- [Requirement]:
Give all the lines below again, exactly, with no pictures.

Dataset items
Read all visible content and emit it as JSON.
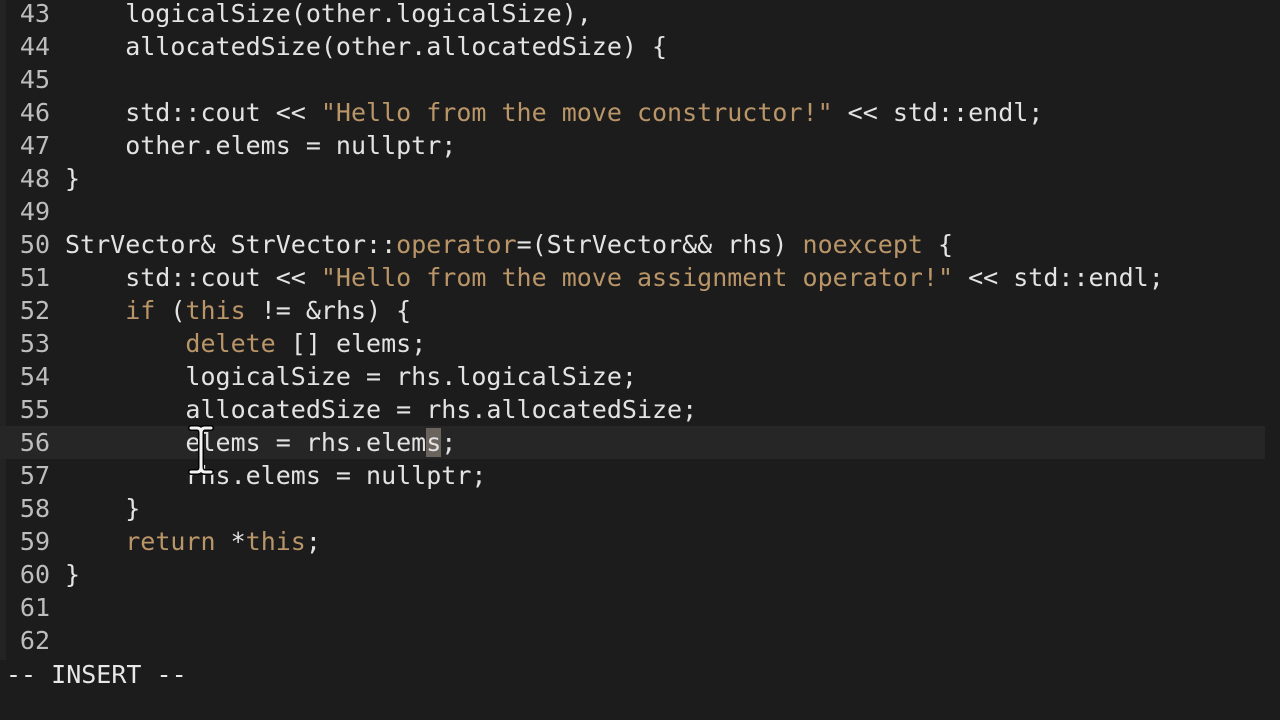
{
  "editor": {
    "mode": "-- INSERT --",
    "current_line": "56",
    "colors": {
      "background": "#1c1c1c",
      "text": "#e3e3e3",
      "keyword": "#b99568",
      "line_number": "#bdbdbd",
      "cursor_line": "#262626"
    },
    "lines": [
      {
        "num": "43",
        "tokens": [
          {
            "t": "    logicalSize(other.logicalSize),",
            "k": "plain"
          }
        ]
      },
      {
        "num": "44",
        "tokens": [
          {
            "t": "    allocatedSize(other.allocatedSize) {",
            "k": "plain"
          }
        ]
      },
      {
        "num": "45",
        "tokens": []
      },
      {
        "num": "46",
        "tokens": [
          {
            "t": "    std::cout << ",
            "k": "plain"
          },
          {
            "t": "\"Hello from the move constructor!\"",
            "k": "string"
          },
          {
            "t": " << std::endl;",
            "k": "plain"
          }
        ]
      },
      {
        "num": "47",
        "tokens": [
          {
            "t": "    other.elems = nullptr;",
            "k": "plain"
          }
        ]
      },
      {
        "num": "48",
        "tokens": [
          {
            "t": "}",
            "k": "plain"
          }
        ]
      },
      {
        "num": "49",
        "tokens": []
      },
      {
        "num": "50",
        "tokens": [
          {
            "t": "StrVector& StrVector::",
            "k": "plain"
          },
          {
            "t": "operator",
            "k": "keyword"
          },
          {
            "t": "=(StrVector&& rhs) ",
            "k": "plain"
          },
          {
            "t": "noexcept",
            "k": "keyword"
          },
          {
            "t": " {",
            "k": "plain"
          }
        ]
      },
      {
        "num": "51",
        "tokens": [
          {
            "t": "    std::cout << ",
            "k": "plain"
          },
          {
            "t": "\"Hello from the move assignment operator!\"",
            "k": "string"
          },
          {
            "t": " << std::endl;",
            "k": "plain"
          }
        ]
      },
      {
        "num": "52",
        "tokens": [
          {
            "t": "    ",
            "k": "plain"
          },
          {
            "t": "if",
            "k": "keyword"
          },
          {
            "t": " (",
            "k": "plain"
          },
          {
            "t": "this",
            "k": "keyword"
          },
          {
            "t": " != &rhs) {",
            "k": "plain"
          }
        ]
      },
      {
        "num": "53",
        "tokens": [
          {
            "t": "        ",
            "k": "plain"
          },
          {
            "t": "delete",
            "k": "keyword"
          },
          {
            "t": " [] elems;",
            "k": "plain"
          }
        ]
      },
      {
        "num": "54",
        "tokens": [
          {
            "t": "        logicalSize = rhs.logicalSize;",
            "k": "plain"
          }
        ]
      },
      {
        "num": "55",
        "tokens": [
          {
            "t": "        allocatedSize = rhs.allocatedSize;",
            "k": "plain"
          }
        ]
      },
      {
        "num": "56",
        "tokens": [
          {
            "t": "        elems = rhs.elem",
            "k": "plain"
          },
          {
            "t": "s",
            "k": "cursor"
          },
          {
            "t": ";",
            "k": "plain"
          }
        ]
      },
      {
        "num": "57",
        "tokens": [
          {
            "t": "        rhs.elems = nullptr;",
            "k": "plain"
          }
        ]
      },
      {
        "num": "58",
        "tokens": [
          {
            "t": "    }",
            "k": "plain"
          }
        ]
      },
      {
        "num": "59",
        "tokens": [
          {
            "t": "    ",
            "k": "plain"
          },
          {
            "t": "return",
            "k": "keyword"
          },
          {
            "t": " *",
            "k": "plain"
          },
          {
            "t": "this",
            "k": "keyword"
          },
          {
            "t": ";",
            "k": "plain"
          }
        ]
      },
      {
        "num": "60",
        "tokens": [
          {
            "t": "}",
            "k": "plain"
          }
        ]
      },
      {
        "num": "61",
        "tokens": []
      },
      {
        "num": "62",
        "tokens": []
      }
    ],
    "pointer_icon": "text-cursor-ibeam-icon"
  }
}
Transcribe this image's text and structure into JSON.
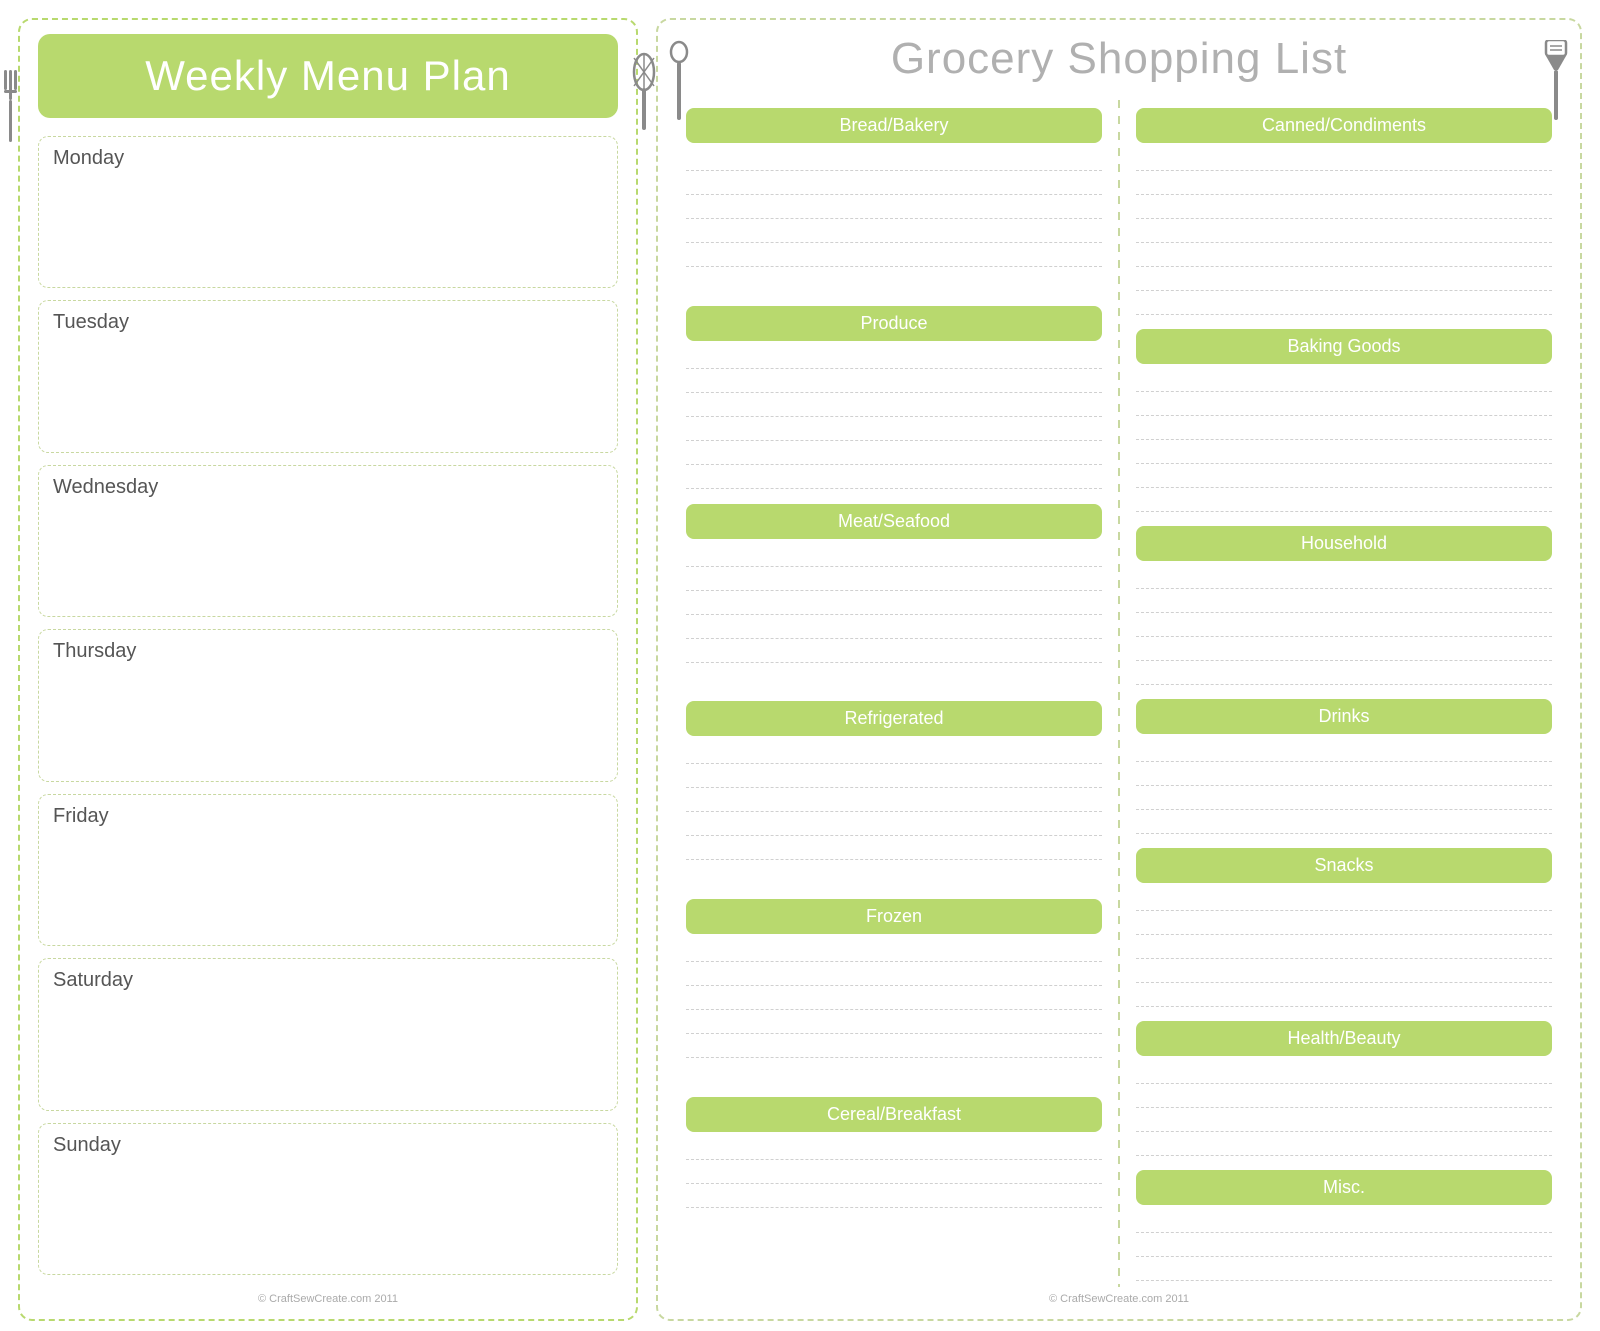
{
  "left_panel": {
    "header": "Weekly Menu Plan",
    "days": [
      "Monday",
      "Tuesday",
      "Wednesday",
      "Thursday",
      "Friday",
      "Saturday",
      "Sunday"
    ],
    "copyright": "© CraftSewCreate.com 2011"
  },
  "right_panel": {
    "header": "Grocery Shopping List",
    "col_left": {
      "categories": [
        "Bread/Bakery",
        "Produce",
        "Meat/Seafood",
        "Refrigerated",
        "Frozen",
        "Cereal/Breakfast"
      ]
    },
    "col_right": {
      "categories": [
        "Canned/Condiments",
        "Baking Goods",
        "Household",
        "Drinks",
        "Snacks",
        "Health/Beauty",
        "Misc."
      ]
    },
    "copyright": "© CraftSewCreate.com 2011"
  },
  "icons": {
    "fork": "🍴",
    "whisk": "🥄",
    "spatula": "🍳"
  }
}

- [Task answer]:
Read all visible content and emit it as JSON.
{
  "editor": {
    "mode": "-- INSERT --",
    "current_line": "56",
    "colors": {
      "background": "#1c1c1c",
      "text": "#e3e3e3",
      "keyword": "#b99568",
      "line_number": "#bdbdbd",
      "cursor_line": "#262626"
    },
    "lines": [
      {
        "num": "43",
        "tokens": [
          {
            "t": "    logicalSize(other.logicalSize),",
            "k": "plain"
          }
        ]
      },
      {
        "num": "44",
        "tokens": [
          {
            "t": "    allocatedSize(other.allocatedSize) {",
            "k": "plain"
          }
        ]
      },
      {
        "num": "45",
        "tokens": []
      },
      {
        "num": "46",
        "tokens": [
          {
            "t": "    std::cout << ",
            "k": "plain"
          },
          {
            "t": "\"Hello from the move constructor!\"",
            "k": "string"
          },
          {
            "t": " << std::endl;",
            "k": "plain"
          }
        ]
      },
      {
        "num": "47",
        "tokens": [
          {
            "t": "    other.elems = nullptr;",
            "k": "plain"
          }
        ]
      },
      {
        "num": "48",
        "tokens": [
          {
            "t": "}",
            "k": "plain"
          }
        ]
      },
      {
        "num": "49",
        "tokens": []
      },
      {
        "num": "50",
        "tokens": [
          {
            "t": "StrVector& StrVector::",
            "k": "plain"
          },
          {
            "t": "operator",
            "k": "keyword"
          },
          {
            "t": "=(StrVector&& rhs) ",
            "k": "plain"
          },
          {
            "t": "noexcept",
            "k": "keyword"
          },
          {
            "t": " {",
            "k": "plain"
          }
        ]
      },
      {
        "num": "51",
        "tokens": [
          {
            "t": "    std::cout << ",
            "k": "plain"
          },
          {
            "t": "\"Hello from the move assignment operator!\"",
            "k": "string"
          },
          {
            "t": " << std::endl;",
            "k": "plain"
          }
        ]
      },
      {
        "num": "52",
        "tokens": [
          {
            "t": "    ",
            "k": "plain"
          },
          {
            "t": "if",
            "k": "keyword"
          },
          {
            "t": " (",
            "k": "plain"
          },
          {
            "t": "this",
            "k": "keyword"
          },
          {
            "t": " != &rhs) {",
            "k": "plain"
          }
        ]
      },
      {
        "num": "53",
        "tokens": [
          {
            "t": "        ",
            "k": "plain"
          },
          {
            "t": "delete",
            "k": "keyword"
          },
          {
            "t": " [] elems;",
            "k": "plain"
          }
        ]
      },
      {
        "num": "54",
        "tokens": [
          {
            "t": "        logicalSize = rhs.logicalSize;",
            "k": "plain"
          }
        ]
      },
      {
        "num": "55",
        "tokens": [
          {
            "t": "        allocatedSize = rhs.allocatedSize;",
            "k": "plain"
          }
        ]
      },
      {
        "num": "56",
        "tokens": [
          {
            "t": "        elems = rhs.elem",
            "k": "plain"
          },
          {
            "t": "s",
            "k": "cursor"
          },
          {
            "t": ";",
            "k": "plain"
          }
        ]
      },
      {
        "num": "57",
        "tokens": [
          {
            "t": "        rhs.elems = nullptr;",
            "k": "plain"
          }
        ]
      },
      {
        "num": "58",
        "tokens": [
          {
            "t": "    }",
            "k": "plain"
          }
        ]
      },
      {
        "num": "59",
        "tokens": [
          {
            "t": "    ",
            "k": "plain"
          },
          {
            "t": "return",
            "k": "keyword"
          },
          {
            "t": " *",
            "k": "plain"
          },
          {
            "t": "this",
            "k": "keyword"
          },
          {
            "t": ";",
            "k": "plain"
          }
        ]
      },
      {
        "num": "60",
        "tokens": [
          {
            "t": "}",
            "k": "plain"
          }
        ]
      },
      {
        "num": "61",
        "tokens": []
      },
      {
        "num": "62",
        "tokens": []
      }
    ],
    "pointer_icon": "text-cursor-ibeam-icon"
  }
}
Transcribe this image's text and structure into JSON.
{
  "left_panel": {
    "header": "Weekly Menu Plan",
    "days": [
      "Monday",
      "Tuesday",
      "Wednesday",
      "Thursday",
      "Friday",
      "Saturday",
      "Sunday"
    ],
    "copyright": "© CraftSewCreate.com 2011"
  },
  "right_panel": {
    "header": "Grocery Shopping List",
    "col_left": {
      "categories": [
        "Bread/Bakery",
        "Produce",
        "Meat/Seafood",
        "Refrigerated",
        "Frozen",
        "Cereal/Breakfast"
      ]
    },
    "col_right": {
      "categories": [
        "Canned/Condiments",
        "Baking Goods",
        "Household",
        "Drinks",
        "Snacks",
        "Health/Beauty",
        "Misc."
      ]
    },
    "copyright": "© CraftSewCreate.com 2011"
  },
  "icons": {
    "fork": "🍴",
    "whisk": "🥄",
    "spatula": "🍳"
  }
}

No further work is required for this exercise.